Data Architecture

What are the direct and indirect benefits organizations are embracing from unraveling these disciplines?

  • Increase efficiency of scoping activities performed in Strategy or Enterprise analysis
  • Reduce effort (person hours) spent on analyzing business requirements and eliciting data requirements
  • Provides increased awareness and understanding around data in the enterprise for impact analysis
  • Provides specific standards that impart confidence in the data
  • Proves ease of sharing inter-operable data across services, systems, applications with less effort
  • Reduced general and administrative costs.
  • Reduced Up-front costs, such as the integration of data and training needs.
  • Reduced future costs, such as maintenance of legacy systems, transformation, and decommissioning of information systems.
  • Reduce costs associated with maintaining replicated information.
The architect has a responsibility to ensure the completeness and usability of the architecture while addressing various stakeholder concerns in the data-driven realm. So, should the scope be narrowed down to the Data Architecture? Do you think there is a need to look at data from the view of Business, Application and Technology owners as well?​​​​​

In the below Image, you will be looking at various architecture views that can assist the organization in better governing data. This would be by, better appraising the data landscape and flow of data for interoperability, business functioning, in views that fit the needs of varied stakeholders. Contact us to take your data architecture management to the next level to realize the benefits.
The challenges of efficiently managing data are significant in today’s in-organic data landscapes.  In these landscapes, one can see many legacy data stores and processes that are yet to be discovered along with the data that they produce, distribute and apply. ​​

There are many political and adoption barriers that an organization needs to overcome to simplify, appraise these landscapes, better govern data to bring value and reduce risk to the organization.

And, an enabler of better Governance service operations is to understand the current nuances of data as it exists in the organization today.

Governing data in today’s world is also about having to naturally “Manage it as a Business Meaning” as rightly put by EDM. Most folks feel that Governance activities are a tad over and above regular Data management.

For example, the first intuition that a business analyst gets when a data mapping artifact needs to be produced is that it would impact the time to market of a critical business change.

This is where continuing awareness in the organization while enabling Sponsors, data owners, analysts, data stewards and other stakeholders, brings a cultural adoption of Governance.

The other way is to standardize this necessary information as organization process assets that bring immediate and cumulative benefits to the organization.

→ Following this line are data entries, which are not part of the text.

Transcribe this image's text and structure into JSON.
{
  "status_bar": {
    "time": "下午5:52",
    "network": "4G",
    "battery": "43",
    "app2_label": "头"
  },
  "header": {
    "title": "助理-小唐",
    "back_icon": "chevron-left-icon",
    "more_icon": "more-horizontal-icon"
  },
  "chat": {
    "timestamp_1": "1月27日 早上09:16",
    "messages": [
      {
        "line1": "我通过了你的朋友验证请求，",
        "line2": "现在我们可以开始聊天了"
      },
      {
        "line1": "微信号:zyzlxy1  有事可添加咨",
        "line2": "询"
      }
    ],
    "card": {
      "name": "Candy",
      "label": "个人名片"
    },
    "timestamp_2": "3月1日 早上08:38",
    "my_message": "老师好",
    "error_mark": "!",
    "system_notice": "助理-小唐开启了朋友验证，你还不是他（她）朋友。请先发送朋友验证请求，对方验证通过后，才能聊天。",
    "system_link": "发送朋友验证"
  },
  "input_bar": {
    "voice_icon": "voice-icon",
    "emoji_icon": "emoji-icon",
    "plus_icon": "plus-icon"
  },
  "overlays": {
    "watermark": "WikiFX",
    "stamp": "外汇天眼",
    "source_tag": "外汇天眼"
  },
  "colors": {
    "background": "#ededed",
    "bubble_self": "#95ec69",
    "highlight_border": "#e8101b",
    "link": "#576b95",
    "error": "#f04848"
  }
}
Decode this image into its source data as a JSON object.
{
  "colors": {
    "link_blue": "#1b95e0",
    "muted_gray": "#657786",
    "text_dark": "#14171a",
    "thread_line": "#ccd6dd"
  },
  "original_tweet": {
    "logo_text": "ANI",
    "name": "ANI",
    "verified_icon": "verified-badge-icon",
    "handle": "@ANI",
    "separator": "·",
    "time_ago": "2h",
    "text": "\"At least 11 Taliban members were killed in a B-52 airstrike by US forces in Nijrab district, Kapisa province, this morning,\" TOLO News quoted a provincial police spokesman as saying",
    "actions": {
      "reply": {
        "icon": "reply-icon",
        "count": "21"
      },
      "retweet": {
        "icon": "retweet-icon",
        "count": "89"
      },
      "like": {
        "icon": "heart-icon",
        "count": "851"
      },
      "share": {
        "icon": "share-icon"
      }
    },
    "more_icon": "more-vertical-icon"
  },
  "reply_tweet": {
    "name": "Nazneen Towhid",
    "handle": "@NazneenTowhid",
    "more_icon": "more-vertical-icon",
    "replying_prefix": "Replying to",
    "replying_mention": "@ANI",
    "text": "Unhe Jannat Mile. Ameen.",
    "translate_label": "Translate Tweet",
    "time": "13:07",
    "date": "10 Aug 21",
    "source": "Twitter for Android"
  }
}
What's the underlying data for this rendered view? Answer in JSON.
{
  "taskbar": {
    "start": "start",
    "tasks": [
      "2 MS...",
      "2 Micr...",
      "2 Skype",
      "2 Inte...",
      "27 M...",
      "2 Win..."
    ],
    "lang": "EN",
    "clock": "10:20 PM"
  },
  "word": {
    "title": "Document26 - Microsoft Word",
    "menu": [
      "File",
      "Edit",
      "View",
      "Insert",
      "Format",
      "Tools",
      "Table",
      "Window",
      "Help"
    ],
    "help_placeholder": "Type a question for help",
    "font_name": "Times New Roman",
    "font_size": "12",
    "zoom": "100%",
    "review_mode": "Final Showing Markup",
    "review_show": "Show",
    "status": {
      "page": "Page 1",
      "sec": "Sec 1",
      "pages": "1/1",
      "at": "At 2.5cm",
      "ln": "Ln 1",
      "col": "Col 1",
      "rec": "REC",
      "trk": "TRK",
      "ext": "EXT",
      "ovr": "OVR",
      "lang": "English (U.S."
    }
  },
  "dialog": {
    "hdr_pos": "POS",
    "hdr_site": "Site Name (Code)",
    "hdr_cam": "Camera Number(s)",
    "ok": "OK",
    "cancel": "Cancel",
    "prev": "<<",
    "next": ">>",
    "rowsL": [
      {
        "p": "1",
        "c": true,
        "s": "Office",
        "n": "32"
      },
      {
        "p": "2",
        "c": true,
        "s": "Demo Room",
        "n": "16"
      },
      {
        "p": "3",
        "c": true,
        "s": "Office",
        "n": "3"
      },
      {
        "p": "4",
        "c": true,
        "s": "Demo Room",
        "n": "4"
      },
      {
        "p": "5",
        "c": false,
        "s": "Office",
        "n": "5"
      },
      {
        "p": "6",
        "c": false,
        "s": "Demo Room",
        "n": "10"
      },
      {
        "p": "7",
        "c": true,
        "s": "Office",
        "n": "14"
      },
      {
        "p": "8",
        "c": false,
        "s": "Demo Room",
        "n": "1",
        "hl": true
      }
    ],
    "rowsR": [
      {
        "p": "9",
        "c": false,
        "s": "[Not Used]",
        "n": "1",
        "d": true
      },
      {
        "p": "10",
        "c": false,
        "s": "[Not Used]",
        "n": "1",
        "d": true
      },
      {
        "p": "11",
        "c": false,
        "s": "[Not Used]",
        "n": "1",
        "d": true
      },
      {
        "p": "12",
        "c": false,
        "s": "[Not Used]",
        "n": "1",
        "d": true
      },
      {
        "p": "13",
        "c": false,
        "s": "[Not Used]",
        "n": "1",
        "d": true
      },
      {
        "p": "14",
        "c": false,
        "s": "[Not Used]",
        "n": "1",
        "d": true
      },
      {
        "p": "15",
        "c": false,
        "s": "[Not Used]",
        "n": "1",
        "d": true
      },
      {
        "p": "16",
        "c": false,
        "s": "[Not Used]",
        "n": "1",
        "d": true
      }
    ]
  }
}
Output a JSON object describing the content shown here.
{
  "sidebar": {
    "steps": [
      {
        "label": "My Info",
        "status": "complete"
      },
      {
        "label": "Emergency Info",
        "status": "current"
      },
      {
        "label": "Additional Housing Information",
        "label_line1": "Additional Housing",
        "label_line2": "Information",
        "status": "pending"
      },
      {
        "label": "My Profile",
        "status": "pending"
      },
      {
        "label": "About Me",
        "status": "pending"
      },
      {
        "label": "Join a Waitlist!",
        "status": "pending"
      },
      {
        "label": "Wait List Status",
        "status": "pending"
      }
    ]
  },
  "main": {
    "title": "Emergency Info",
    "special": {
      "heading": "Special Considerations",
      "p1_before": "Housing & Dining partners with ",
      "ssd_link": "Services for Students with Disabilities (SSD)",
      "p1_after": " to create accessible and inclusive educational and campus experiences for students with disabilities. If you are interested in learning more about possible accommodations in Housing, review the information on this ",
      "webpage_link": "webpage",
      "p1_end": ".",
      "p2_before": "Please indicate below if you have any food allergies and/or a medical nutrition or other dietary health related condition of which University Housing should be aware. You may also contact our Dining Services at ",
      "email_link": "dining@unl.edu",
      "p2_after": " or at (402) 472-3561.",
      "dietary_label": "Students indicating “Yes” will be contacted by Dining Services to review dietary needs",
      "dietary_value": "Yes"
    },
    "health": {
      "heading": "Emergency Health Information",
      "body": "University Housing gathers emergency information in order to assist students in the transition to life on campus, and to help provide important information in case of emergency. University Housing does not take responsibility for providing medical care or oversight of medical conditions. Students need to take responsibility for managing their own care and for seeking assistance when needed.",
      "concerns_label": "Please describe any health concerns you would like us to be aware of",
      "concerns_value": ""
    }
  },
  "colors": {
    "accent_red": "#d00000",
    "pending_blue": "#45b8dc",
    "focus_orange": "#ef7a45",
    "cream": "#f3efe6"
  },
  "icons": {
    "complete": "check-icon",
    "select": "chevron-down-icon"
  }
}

Likewise, Governance can be embedded into all phases of Architecture encompassing Business architecture, Information architecture, Process architecture, Systems architecture, and Technology architecture. Unraveling these disciplines informs how data should be Identified, Defined, Modeled, Related, Created, Distributed, Maintained, Applied and Decayed.
Architecture view
Dattamza provides a comprehensive set of Data Architecture services mastering latest advancements of data lake architecture, data analytics architecture, data warehouse architecture, Real time streaming architecture and many more aspects as well.

Dattamza also specializes in discovering and documenting multiple views of models using data architecture diagrams leveraging Archimate and Togaf data architecture principles. These varied views assist the stakeholders in understanding the common requirements to leverage these capabilities.

Our customizable tool governance and platform governance principles are driving the customers towards successful realization of the existing platforms and new capabilities. You can find multiple data architecture examples in the thought leadership section.